Credit Transfer Issues:
Course Name/Rating:

Special Topics: Readings on Law in Classical Athens

Course Department: History
Instructor: Kyriaki Konstantinidou
Instruction Language: English, Ancient Greek
Comments: This course was incredibly challenging and about a year above my level in Ancient Greek, but Kyriaki is fantastic. She's very easy to reach by email, seemingly at all hours of the days. She's super responsive and incredibly helpful and supportive. I feel that I learned a ton. Also, our discussions were fascinating and I always left class still debating in my head what we discussed. We essentially did a gender studies class by translating and discussing Ancient Greek oratory. Wow. It was awesome.
Credit Transfer Issues:
Course Name/Rating:

Issues in Turkish Foreign Policy

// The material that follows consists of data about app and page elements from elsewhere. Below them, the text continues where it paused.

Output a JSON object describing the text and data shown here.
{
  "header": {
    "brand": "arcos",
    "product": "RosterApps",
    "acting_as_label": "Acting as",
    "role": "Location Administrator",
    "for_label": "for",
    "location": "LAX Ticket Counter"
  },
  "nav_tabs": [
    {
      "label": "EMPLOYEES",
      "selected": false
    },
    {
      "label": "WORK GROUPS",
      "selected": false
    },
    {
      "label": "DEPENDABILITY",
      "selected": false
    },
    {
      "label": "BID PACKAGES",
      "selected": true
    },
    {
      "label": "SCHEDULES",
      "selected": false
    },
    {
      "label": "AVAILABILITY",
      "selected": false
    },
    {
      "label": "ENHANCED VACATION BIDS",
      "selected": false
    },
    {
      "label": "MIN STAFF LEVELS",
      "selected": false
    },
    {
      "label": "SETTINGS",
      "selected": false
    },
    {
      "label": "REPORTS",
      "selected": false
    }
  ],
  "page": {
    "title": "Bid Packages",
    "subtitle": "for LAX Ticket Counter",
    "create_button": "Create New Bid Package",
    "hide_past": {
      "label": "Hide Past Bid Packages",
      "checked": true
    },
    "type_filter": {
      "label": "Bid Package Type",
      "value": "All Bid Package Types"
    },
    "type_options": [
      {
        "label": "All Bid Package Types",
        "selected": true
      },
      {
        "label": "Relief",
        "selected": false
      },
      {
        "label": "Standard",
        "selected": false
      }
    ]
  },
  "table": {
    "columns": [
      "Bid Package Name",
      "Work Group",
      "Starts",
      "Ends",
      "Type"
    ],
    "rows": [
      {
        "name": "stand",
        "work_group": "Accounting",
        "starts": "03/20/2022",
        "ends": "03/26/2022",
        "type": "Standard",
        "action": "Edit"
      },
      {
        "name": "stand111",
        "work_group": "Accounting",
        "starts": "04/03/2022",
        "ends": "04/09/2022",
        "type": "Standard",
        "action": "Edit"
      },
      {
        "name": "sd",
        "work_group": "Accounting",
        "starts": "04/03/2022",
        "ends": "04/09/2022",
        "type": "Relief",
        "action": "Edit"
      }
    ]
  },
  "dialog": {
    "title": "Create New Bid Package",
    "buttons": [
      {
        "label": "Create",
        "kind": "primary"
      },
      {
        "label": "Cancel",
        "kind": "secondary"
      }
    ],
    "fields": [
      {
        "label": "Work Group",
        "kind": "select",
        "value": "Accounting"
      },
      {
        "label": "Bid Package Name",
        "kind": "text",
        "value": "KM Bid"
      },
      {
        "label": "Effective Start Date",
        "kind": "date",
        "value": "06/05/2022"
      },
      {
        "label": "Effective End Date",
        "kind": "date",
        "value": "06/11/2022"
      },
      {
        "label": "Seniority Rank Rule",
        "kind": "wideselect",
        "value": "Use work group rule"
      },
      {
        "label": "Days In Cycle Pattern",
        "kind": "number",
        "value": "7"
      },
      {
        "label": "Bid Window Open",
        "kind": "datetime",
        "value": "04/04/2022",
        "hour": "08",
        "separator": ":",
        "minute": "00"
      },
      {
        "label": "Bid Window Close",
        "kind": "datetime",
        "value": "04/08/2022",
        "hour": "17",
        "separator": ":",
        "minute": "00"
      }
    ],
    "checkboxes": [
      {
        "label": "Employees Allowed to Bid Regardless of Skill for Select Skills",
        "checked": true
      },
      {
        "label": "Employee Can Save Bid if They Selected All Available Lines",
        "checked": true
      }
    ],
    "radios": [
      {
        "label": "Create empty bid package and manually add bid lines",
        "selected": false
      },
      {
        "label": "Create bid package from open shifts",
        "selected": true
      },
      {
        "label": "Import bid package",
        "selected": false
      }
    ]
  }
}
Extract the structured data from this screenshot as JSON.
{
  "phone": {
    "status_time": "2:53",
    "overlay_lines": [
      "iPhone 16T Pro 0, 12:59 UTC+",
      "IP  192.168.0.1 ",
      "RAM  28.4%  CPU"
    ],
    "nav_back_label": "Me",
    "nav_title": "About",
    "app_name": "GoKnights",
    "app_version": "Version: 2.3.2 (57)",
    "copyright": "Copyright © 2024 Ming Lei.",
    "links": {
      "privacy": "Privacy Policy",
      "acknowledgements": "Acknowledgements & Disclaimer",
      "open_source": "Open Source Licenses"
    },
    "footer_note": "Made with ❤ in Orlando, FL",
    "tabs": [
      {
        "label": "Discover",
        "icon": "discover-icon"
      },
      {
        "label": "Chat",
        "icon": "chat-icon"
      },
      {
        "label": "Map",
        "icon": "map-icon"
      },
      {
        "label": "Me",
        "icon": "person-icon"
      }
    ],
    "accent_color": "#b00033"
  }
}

Course Department: Political Science and International Relations
Instructor: Gun Kut
Instruction Language: English
Comments: This course was quite engaging, and the material we discussed was mostly new to me. This course definitely helped my cultural immersion and taught me, a news junkie, about Turkey's place in the international system of states. I think that I will understand discussions on regional issues much better in the future. That said, each week we had a presentation essentially on a Wikipedia article by students in the course. He didn't do much of the teaching, but instead added commentary to clarify people's presentations. The final paper is a mystery to me as he refused over and over again to give us any information about it. He's also not easy to reach by email. Overall, good course though.
Credit Transfer Issues: